* **WHAT YOU HAVE TO DO**
Begin with the line containing "What's the underlying", end with the last line of the records, and retype everything in between exactly, without the pictures.

* **PROVIDED DATA**
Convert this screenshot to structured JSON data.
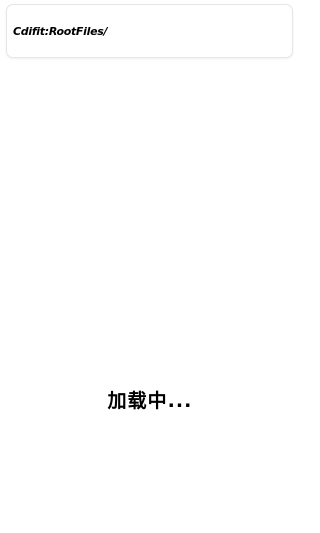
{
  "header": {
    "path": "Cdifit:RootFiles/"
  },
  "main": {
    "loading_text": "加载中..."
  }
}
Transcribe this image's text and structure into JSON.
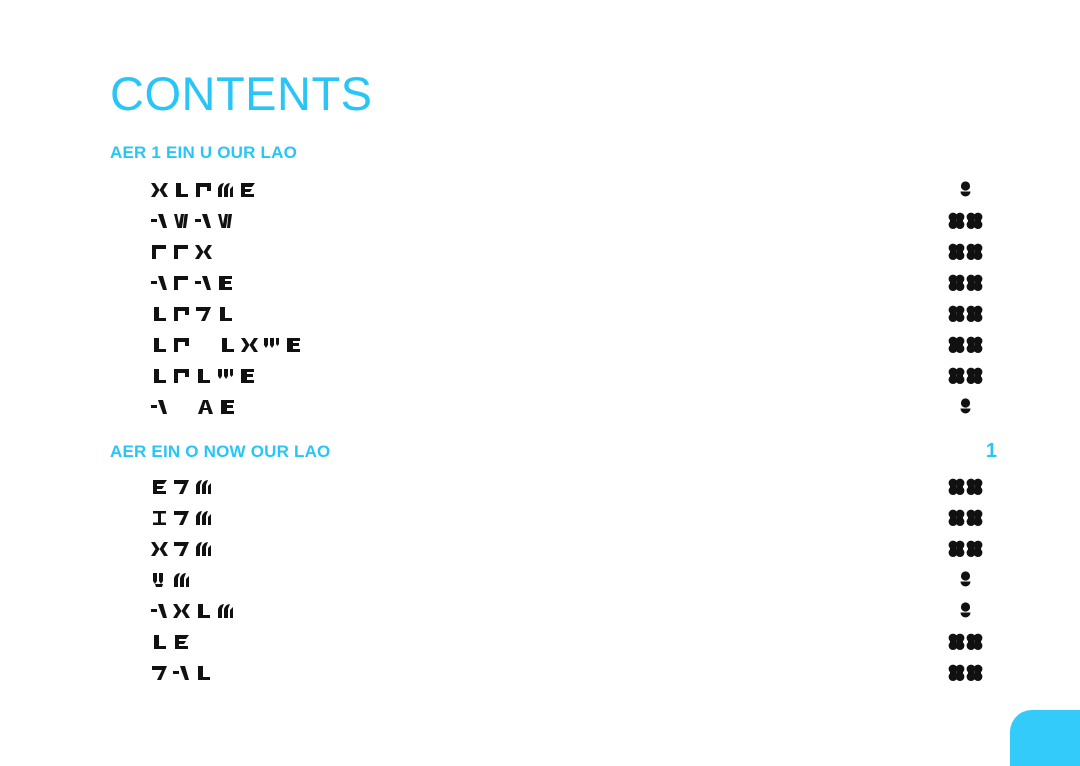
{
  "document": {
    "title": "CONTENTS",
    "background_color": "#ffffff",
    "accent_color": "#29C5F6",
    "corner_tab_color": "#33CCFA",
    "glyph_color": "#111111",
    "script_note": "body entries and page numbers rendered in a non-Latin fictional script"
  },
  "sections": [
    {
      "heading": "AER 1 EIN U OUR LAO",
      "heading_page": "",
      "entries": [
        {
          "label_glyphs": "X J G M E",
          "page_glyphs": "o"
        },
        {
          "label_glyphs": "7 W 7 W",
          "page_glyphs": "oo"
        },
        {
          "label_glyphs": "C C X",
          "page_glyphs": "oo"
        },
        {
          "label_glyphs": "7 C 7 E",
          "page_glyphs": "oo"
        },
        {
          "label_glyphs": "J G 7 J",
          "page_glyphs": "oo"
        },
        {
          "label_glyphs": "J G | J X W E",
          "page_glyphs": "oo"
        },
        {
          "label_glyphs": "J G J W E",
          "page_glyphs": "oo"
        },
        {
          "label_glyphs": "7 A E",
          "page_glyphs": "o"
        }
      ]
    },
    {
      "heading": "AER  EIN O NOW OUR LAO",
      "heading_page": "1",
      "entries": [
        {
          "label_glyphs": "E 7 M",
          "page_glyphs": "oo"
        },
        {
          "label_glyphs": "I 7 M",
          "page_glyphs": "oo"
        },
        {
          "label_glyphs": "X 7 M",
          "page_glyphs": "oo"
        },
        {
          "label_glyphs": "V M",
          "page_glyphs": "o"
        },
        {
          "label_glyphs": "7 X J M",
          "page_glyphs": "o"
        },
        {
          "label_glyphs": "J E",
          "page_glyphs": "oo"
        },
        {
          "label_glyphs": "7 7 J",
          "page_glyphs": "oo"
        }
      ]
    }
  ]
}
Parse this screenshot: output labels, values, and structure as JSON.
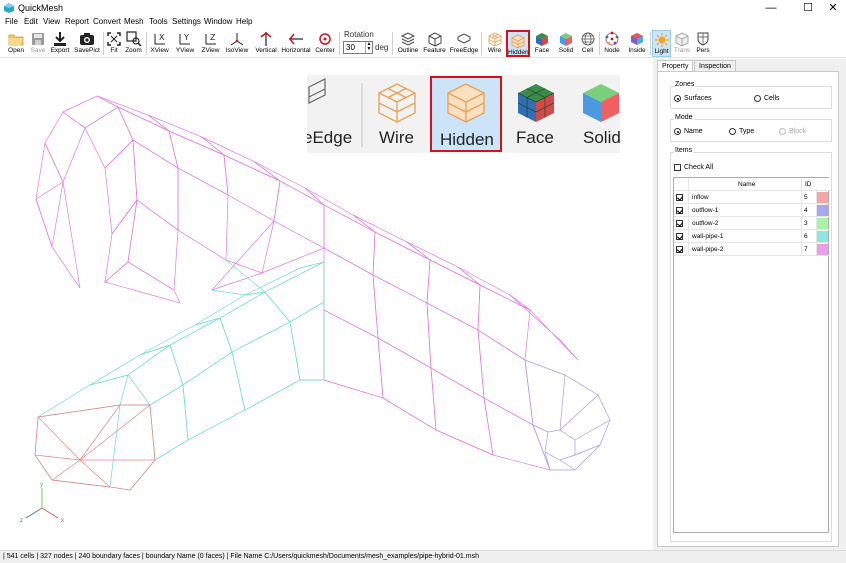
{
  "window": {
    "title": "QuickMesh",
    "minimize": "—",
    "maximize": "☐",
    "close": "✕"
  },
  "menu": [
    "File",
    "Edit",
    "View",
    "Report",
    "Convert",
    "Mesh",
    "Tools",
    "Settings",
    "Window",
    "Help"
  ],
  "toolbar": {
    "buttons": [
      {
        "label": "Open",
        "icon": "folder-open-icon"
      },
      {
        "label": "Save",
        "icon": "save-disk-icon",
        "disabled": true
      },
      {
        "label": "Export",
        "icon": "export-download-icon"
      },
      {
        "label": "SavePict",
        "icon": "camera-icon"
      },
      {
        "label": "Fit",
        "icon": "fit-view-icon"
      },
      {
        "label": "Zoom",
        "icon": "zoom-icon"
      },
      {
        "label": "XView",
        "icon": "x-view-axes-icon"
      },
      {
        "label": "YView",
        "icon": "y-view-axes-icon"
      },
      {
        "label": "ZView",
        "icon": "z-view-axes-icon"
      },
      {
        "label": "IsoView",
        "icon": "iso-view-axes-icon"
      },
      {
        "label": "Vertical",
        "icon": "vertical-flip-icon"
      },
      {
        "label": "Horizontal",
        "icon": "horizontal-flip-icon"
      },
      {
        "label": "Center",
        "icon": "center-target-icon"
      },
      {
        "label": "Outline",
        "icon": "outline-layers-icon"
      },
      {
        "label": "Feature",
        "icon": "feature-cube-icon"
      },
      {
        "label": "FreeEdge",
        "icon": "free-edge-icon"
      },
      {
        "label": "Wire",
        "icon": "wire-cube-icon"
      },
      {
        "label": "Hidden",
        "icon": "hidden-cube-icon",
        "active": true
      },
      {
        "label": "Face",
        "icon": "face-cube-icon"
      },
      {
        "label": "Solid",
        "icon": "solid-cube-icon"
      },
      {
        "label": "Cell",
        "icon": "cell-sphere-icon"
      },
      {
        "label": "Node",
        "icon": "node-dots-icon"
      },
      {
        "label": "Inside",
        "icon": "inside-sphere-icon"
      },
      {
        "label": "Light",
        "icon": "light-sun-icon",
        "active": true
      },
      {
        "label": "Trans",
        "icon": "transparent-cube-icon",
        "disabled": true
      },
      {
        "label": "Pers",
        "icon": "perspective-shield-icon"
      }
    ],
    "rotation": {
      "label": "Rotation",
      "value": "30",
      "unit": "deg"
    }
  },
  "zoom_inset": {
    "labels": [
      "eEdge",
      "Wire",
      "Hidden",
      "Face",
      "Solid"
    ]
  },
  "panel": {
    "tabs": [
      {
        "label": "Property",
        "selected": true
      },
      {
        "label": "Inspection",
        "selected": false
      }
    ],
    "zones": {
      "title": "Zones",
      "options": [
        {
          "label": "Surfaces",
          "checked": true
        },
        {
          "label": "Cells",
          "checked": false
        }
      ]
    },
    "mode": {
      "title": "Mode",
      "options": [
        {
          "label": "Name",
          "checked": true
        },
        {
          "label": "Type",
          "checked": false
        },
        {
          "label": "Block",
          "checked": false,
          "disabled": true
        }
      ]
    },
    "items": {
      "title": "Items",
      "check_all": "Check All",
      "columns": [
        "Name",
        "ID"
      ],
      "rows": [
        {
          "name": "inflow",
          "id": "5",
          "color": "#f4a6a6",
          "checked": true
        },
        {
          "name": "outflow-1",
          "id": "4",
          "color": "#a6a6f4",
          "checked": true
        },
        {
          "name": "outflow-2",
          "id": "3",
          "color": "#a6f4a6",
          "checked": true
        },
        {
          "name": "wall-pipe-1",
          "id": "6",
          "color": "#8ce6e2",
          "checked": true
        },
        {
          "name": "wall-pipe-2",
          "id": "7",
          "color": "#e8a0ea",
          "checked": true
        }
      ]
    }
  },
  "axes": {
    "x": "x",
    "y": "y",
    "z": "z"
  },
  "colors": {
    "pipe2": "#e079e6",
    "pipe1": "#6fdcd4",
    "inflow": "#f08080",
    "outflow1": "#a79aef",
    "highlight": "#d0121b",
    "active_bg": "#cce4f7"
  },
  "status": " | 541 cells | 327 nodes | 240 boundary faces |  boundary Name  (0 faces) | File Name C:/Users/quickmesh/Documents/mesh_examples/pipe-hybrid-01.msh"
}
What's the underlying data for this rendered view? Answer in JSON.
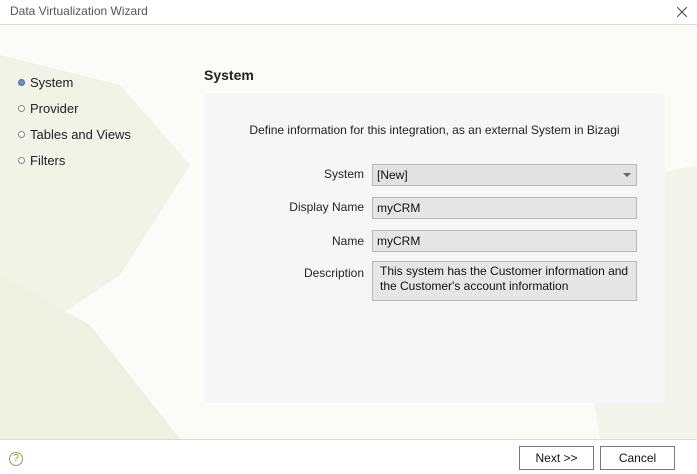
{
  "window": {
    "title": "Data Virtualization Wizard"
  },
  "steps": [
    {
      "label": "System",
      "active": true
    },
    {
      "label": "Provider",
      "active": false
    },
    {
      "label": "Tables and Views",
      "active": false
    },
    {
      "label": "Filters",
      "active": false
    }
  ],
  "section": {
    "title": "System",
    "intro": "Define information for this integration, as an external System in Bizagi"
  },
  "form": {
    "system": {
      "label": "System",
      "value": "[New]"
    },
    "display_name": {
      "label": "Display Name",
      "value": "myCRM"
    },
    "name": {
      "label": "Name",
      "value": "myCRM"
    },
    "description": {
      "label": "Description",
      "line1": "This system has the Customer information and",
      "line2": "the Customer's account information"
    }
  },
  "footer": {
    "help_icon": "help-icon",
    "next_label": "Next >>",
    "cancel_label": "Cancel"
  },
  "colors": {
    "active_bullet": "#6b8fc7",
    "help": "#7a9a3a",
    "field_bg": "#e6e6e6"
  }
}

* **RESPONSE**
What's the underlying data for this rendered view? Answer in JSON.
{
  "window": {
    "title": "Data Virtualization Wizard"
  },
  "steps": [
    {
      "label": "System",
      "active": true
    },
    {
      "label": "Provider",
      "active": false
    },
    {
      "label": "Tables and Views",
      "active": false
    },
    {
      "label": "Filters",
      "active": false
    }
  ],
  "section": {
    "title": "System",
    "intro": "Define information for this integration, as an external System in Bizagi"
  },
  "form": {
    "system": {
      "label": "System",
      "value": "[New]"
    },
    "display_name": {
      "label": "Display Name",
      "value": "myCRM"
    },
    "name": {
      "label": "Name",
      "value": "myCRM"
    },
    "description": {
      "label": "Description",
      "line1": "This system has the Customer information and",
      "line2": "the Customer's account information"
    }
  },
  "footer": {
    "help_icon": "help-icon",
    "next_label": "Next >>",
    "cancel_label": "Cancel"
  },
  "colors": {
    "active_bullet": "#6b8fc7",
    "help": "#7a9a3a",
    "field_bg": "#e6e6e6"
  }
}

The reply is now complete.